• [Task statement]: Among the lines below, copy each one in which "PHÁN" appears.

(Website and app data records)
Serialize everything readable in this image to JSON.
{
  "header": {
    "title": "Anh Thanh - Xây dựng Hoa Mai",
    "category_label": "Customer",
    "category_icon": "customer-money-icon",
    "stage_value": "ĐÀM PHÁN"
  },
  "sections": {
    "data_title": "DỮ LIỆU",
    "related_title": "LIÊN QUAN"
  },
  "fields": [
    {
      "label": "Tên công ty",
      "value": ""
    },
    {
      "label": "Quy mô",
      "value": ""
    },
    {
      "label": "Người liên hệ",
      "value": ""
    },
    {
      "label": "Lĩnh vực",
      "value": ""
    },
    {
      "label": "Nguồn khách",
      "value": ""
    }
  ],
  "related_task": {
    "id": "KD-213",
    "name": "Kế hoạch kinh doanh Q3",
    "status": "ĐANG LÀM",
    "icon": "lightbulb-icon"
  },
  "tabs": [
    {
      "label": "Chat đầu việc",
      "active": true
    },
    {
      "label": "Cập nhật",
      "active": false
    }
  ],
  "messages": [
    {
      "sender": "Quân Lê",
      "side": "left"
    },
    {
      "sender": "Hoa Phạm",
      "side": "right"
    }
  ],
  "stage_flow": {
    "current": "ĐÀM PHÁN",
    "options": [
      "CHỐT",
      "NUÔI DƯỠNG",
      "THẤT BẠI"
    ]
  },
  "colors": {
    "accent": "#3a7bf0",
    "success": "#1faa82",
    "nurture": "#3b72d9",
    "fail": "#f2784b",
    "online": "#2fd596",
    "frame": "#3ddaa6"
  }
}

• [Result of the exercise]:
    "stage_value": "ĐÀM PHÁN"
    "current": "ĐÀM PHÁN",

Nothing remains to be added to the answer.